# Work request
Pick every line out of the entries below that holds the string "this", and report them.

# Data provided
== Segment start ==

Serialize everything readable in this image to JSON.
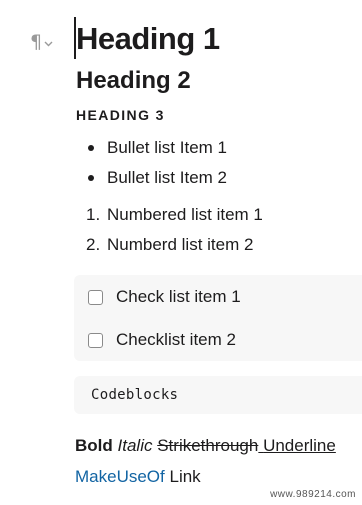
{
  "block_menu": {
    "icon": "pilcrow-icon",
    "glyph": "¶",
    "dropdown_icon": "chevron-down-icon"
  },
  "editor": {
    "heading1": "Heading 1",
    "heading2": "Heading 2",
    "heading3": "HEADING 3",
    "bullet_list": [
      "Bullet list Item 1",
      "Bullet list Item 2"
    ],
    "numbered_list": [
      {
        "number": "1.",
        "text": "Numbered list item 1"
      },
      {
        "number": "2.",
        "text": "Numberd list item 2"
      }
    ],
    "checklist": [
      {
        "text": "Check list item 1",
        "checked": false
      },
      {
        "text": "Checklist item 2",
        "checked": false
      }
    ],
    "codeblock": "Codeblocks",
    "formatting": {
      "bold": "Bold",
      "italic": "Italic",
      "strikethrough": "Strikethrough",
      "underline": "Underline"
    },
    "link_line": {
      "link_text": "MakeUseOf",
      "plain_text": "Link"
    }
  },
  "watermark": "www.989214.com",
  "colors": {
    "text": "#1d1c1d",
    "link": "#1264a3",
    "block_background": "#f7f7f7",
    "muted_icon": "#9a9a9a"
  }
}
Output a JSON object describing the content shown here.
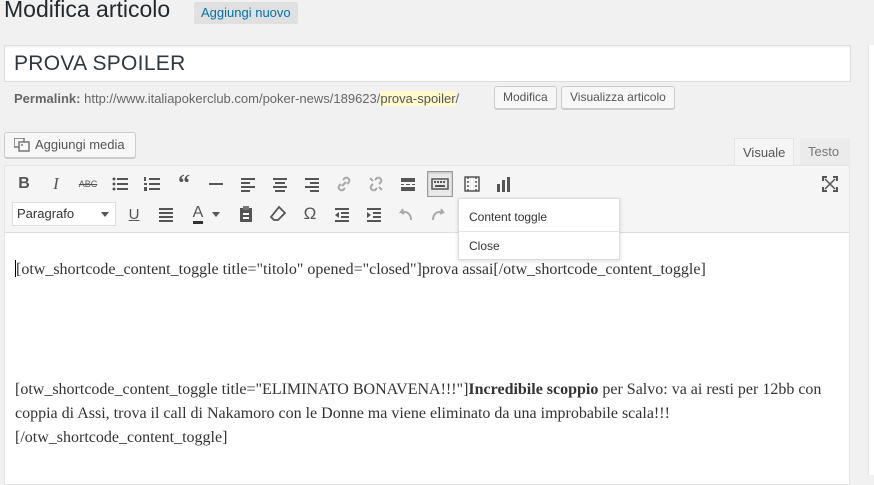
{
  "header": {
    "title": "Modifica articolo",
    "add_new": "Aggiungi nuovo"
  },
  "post": {
    "title": "PROVA SPOILER",
    "permalink_label": "Permalink:",
    "permalink_base": "http://www.italiapokerclub.com/poker-news/189623/",
    "permalink_slug": "prova-spoiler",
    "permalink_end": "/",
    "edit_button": "Modifica",
    "view_button": "Visualizza articolo"
  },
  "media": {
    "add_media": "Aggiungi media"
  },
  "tabs": {
    "visual": "Visuale",
    "text": "Testo"
  },
  "toolbar": {
    "format_select": "Paragrafo",
    "row1": [
      "bold",
      "italic",
      "strikethrough",
      "bullet-list",
      "numbered-list",
      "blockquote",
      "horizontal-rule",
      "align-left",
      "align-center",
      "align-right",
      "link",
      "unlink",
      "insert-more",
      "toolbar-toggle",
      "shortcode",
      "chart",
      "fullscreen"
    ],
    "row2": [
      "underline",
      "justify",
      "text-color",
      "paste-text",
      "clear-formatting",
      "special-char",
      "outdent",
      "indent",
      "undo",
      "redo"
    ]
  },
  "dropdown": {
    "items": [
      "Content toggle",
      "Close"
    ]
  },
  "content": {
    "p1": "[otw_shortcode_content_toggle title=\"titolo\" opened=\"closed\"]prova assai[/otw_shortcode_content_toggle]",
    "p2_a": "[otw_shortcode_content_toggle title=\"ELIMINATO BONAVENA!!!\"]",
    "p2_bold": "Incredibile scoppio",
    "p2_b": " per Salvo: va ai resti per 12bb con coppia di Assi, trova il call di Nakamoro con le Donne ma viene eliminato da una improbabile scala!!!",
    "p2_c": "[/otw_shortcode_content_toggle]"
  }
}
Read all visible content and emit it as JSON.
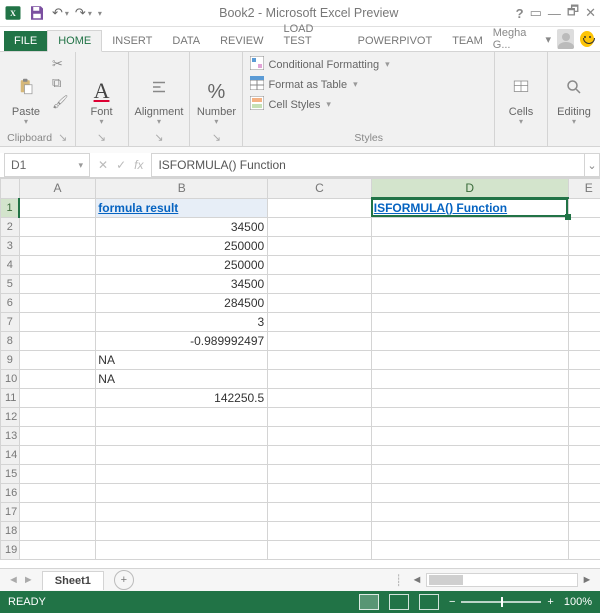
{
  "window": {
    "title": "Book2 - Microsoft Excel Preview",
    "username": "Megha G..."
  },
  "tabs": {
    "file": "FILE",
    "items": [
      "HOME",
      "INSERT",
      "DATA",
      "REVIEW",
      "LOAD TEST",
      "POWERPIVOT",
      "TEAM"
    ],
    "active": "HOME"
  },
  "ribbon": {
    "clipboard": {
      "paste": "Paste",
      "label": "Clipboard"
    },
    "font": {
      "label": "Font",
      "big": "Font",
      "sample": "A"
    },
    "alignment": {
      "label": "Alignment",
      "big": "Alignment"
    },
    "number": {
      "label": "Number",
      "big": "Number",
      "sample": "%"
    },
    "styles": {
      "label": "Styles",
      "cond": "Conditional Formatting",
      "table": "Format as Table",
      "cell": "Cell Styles"
    },
    "cells": {
      "label": "Cells",
      "big": "Cells"
    },
    "editing": {
      "label": "Editing",
      "big": "Editing"
    }
  },
  "formula_bar": {
    "namebox": "D1",
    "value": "ISFORMULA() Function"
  },
  "columns": [
    "A",
    "B",
    "C",
    "D",
    "E"
  ],
  "active_cell": {
    "row": 1,
    "col": "D"
  },
  "cells": {
    "B1": {
      "v": "formula result",
      "t": "header"
    },
    "D1": {
      "v": "ISFORMULA() Function",
      "t": "active"
    },
    "B2": {
      "v": "34500",
      "t": "num"
    },
    "B3": {
      "v": "250000",
      "t": "num"
    },
    "B4": {
      "v": "250000",
      "t": "num"
    },
    "B5": {
      "v": "34500",
      "t": "num"
    },
    "B6": {
      "v": "284500",
      "t": "num"
    },
    "B7": {
      "v": "3",
      "t": "num"
    },
    "B8": {
      "v": "-0.989992497",
      "t": "num"
    },
    "B9": {
      "v": "NA",
      "t": "text"
    },
    "B10": {
      "v": "NA",
      "t": "text"
    },
    "B11": {
      "v": "142250.5",
      "t": "num"
    }
  },
  "sheet": {
    "name": "Sheet1"
  },
  "status": {
    "ready": "READY",
    "zoom": "100%"
  }
}
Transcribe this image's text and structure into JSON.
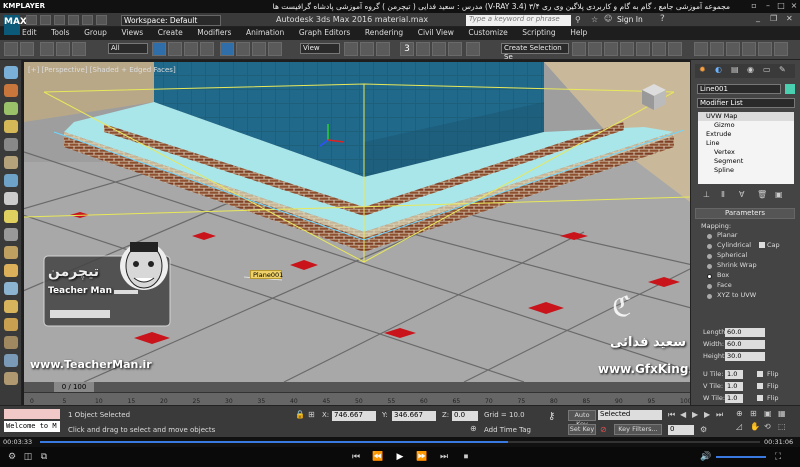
{
  "player": {
    "logo": "KMPLAYER",
    "title": "مجموعه آموزشی جامع ، گام به گام و کاربردی پلاگین وی ری ۳/۴ (V-RAY 3.4) مدرس : سعید فدایی ( تیچرمن ) گروه آموزشی پادشاه گرافیست ها",
    "time_elapsed": "00:02:29",
    "time_total": "00:31:06",
    "time_start": "00:03:33"
  },
  "app": {
    "logo": "MAX",
    "workspace": "Workspace: Default",
    "title": "Autodesk 3ds Max 2016   material.max",
    "search_placeholder": "Type a keyword or phrase",
    "signin": "Sign In"
  },
  "menu": [
    "Edit",
    "Tools",
    "Group",
    "Views",
    "Create",
    "Modifiers",
    "Animation",
    "Graph Editors",
    "Rendering",
    "Civil View",
    "Customize",
    "Scripting",
    "Help"
  ],
  "toolbar": {
    "filter": "All",
    "ref_coord": "View",
    "selection_set": "Create Selection Se",
    "snap_number": "3"
  },
  "viewport": {
    "label": "[+] [Perspective] [Shaded + Edged Faces]",
    "object_label": "Plane001"
  },
  "command_panel": {
    "object_name": "Line001",
    "modifier_list": "Modifier List",
    "stack": [
      "UVW Map",
      "Gizmo",
      "Extrude",
      "Line",
      "Vertex",
      "Segment",
      "Spline"
    ],
    "params_title": "Parameters",
    "mapping_label": "Mapping:",
    "mapping_options": [
      "Planar",
      "Cylindrical",
      "Spherical",
      "Shrink Wrap",
      "Box",
      "Face",
      "XYZ to UVW"
    ],
    "cap_label": "Cap",
    "selected_mapping": "Box",
    "length_label": "Length:",
    "length": "60.0",
    "width_label": "Width:",
    "width": "60.0",
    "height_label": "Height:",
    "height": "30.0",
    "utile_label": "U Tile:",
    "utile": "1.0",
    "vtile_label": "V Tile:",
    "vtile": "1.0",
    "wtile_label": "W Tile:",
    "wtile": "1.0",
    "flip_label": "Flip"
  },
  "timeline": {
    "frame": "0 / 100",
    "ticks": [
      "0",
      "5",
      "10",
      "15",
      "20",
      "25",
      "30",
      "35",
      "40",
      "45",
      "50",
      "55",
      "60",
      "65",
      "70",
      "75",
      "80",
      "85",
      "90",
      "95",
      "100"
    ]
  },
  "status": {
    "maxscript": "Welcome to M",
    "selected": "1 Object Selected",
    "prompt": "Click and drag to select and move objects",
    "x_label": "X:",
    "x": "746.667",
    "y_label": "Y:",
    "y": "346.667",
    "z_label": "Z:",
    "z": "0.0",
    "grid": "Grid = 10.0",
    "auto_key": "Auto Key",
    "key_mode": "Selected",
    "set_key": "Set Key",
    "key_filters": "Key Filters...",
    "add_time_tag": "Add Time Tag",
    "frame_field": "0"
  },
  "watermarks": {
    "teacherman": "www.TeacherMan.ir",
    "teacherman_brand": "Teacher Man",
    "teacherman_persian": "تیچرمن",
    "gfxking": "www.GfxKing.ir",
    "persian_name": "سعید فدائی"
  },
  "colors": {
    "tile_blue": "#1e5f7a",
    "brick": "#8a4a2c",
    "water": "#a9e6ea",
    "floor": "#9a9a9a",
    "red_diamond": "#c8141a",
    "selection_yellow": "#e8e85a"
  }
}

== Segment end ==

# Response area
Serialize everything readable in this image to JSON.
Transcribe this image's text and structure into JSON.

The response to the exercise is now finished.